A cross border road safety campaign is being launched tomorrow to generate awareness about pedestrian vulnerability.
The initiative which coincides with UN Global Road Safety Week follows a weekend in which five people lost their lives on roads north and south. The aim of the campaign is to encourage motorists to adjust their behaviour when sharing the road.
Irish Transport Minister Leo Varadkar said pedestrians were among the most at risk road users. "I encourage everyone to be extra safety-conscious during UN Global Road Safety Week and to watch out for other road-users, particularly vulnerable pedestrians," he said.

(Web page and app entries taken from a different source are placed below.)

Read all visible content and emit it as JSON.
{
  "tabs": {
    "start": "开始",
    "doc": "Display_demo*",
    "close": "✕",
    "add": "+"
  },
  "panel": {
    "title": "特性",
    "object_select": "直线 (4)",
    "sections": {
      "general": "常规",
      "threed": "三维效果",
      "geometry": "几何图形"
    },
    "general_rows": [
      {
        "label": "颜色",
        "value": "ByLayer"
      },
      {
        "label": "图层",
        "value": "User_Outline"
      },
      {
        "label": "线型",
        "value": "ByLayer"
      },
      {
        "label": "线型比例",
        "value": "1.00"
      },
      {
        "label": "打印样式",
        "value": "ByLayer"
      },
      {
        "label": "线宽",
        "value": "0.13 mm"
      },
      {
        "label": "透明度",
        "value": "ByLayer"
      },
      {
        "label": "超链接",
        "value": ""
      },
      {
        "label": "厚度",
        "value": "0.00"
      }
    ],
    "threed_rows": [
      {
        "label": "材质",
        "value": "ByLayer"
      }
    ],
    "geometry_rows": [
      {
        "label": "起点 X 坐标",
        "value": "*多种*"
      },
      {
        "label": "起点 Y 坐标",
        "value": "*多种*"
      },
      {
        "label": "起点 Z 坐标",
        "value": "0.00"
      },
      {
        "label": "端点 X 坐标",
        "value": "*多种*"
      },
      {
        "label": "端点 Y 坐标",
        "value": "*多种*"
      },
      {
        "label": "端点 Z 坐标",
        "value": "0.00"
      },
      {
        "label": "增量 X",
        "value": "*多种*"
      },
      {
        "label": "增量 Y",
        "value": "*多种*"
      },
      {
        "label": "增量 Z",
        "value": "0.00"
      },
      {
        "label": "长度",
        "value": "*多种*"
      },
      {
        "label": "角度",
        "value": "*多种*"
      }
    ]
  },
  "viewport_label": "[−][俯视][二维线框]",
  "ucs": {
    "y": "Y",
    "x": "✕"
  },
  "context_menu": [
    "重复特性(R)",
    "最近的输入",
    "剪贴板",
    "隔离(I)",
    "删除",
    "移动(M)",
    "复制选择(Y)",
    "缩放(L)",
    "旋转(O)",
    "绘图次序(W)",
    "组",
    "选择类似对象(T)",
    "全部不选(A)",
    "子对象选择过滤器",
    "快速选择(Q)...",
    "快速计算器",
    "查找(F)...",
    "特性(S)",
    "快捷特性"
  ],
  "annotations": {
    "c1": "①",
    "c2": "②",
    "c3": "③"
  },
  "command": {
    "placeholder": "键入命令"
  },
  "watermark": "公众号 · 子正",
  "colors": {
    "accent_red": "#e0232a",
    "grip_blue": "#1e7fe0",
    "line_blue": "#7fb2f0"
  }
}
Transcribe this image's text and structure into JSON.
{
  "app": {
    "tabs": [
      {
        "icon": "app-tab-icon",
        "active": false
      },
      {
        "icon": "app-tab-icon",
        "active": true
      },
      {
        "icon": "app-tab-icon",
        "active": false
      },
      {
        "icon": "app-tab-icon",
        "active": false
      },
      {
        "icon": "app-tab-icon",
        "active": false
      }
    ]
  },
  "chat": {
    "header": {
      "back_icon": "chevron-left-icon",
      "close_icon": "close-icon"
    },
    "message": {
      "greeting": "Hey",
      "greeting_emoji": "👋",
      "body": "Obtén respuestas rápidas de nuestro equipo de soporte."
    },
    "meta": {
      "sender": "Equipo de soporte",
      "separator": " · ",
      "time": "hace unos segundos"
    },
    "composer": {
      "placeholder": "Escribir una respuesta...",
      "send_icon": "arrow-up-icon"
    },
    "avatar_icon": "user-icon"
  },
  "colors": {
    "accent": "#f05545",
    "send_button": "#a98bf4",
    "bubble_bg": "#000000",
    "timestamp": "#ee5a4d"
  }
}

On Saturday a teenage boy died in hospital hours after being knocked down at Newtownstewart, Co Tyrone.
His death brought to 16 the total number of pedestrians killed on Irish roads so far this year.
In Co Carlow two women aged in their 50s and 70s were killed when their car was in collision with a mini bus on Saturday. And, in Northern Ireland, two men aged 56 and in his 20s also died in separate road accidents.
Globally, more than 5,000 pedestrians are killed on the roads each week. Last year, 37 people were killed while walking on the roads in Ireland.
Northern Ireland Environment Minister Alex Attwood. said: "The recent sharp spike in road deaths in the first four months of the year - north and south - calls on all of us to work harder, drive safer and campaign more. If we share the road, we have to share the responsibility.
"Unlike motor vehicles, pedestrians do not have any protection upon collision. Even a low-speed collision can result in death."
Assistant Garda Commissioner Gerard Phillips advised pedestrians using rural roads without a footpath to walk on the right hand side facing oncoming traffic and always wear some form of high visibility clothing.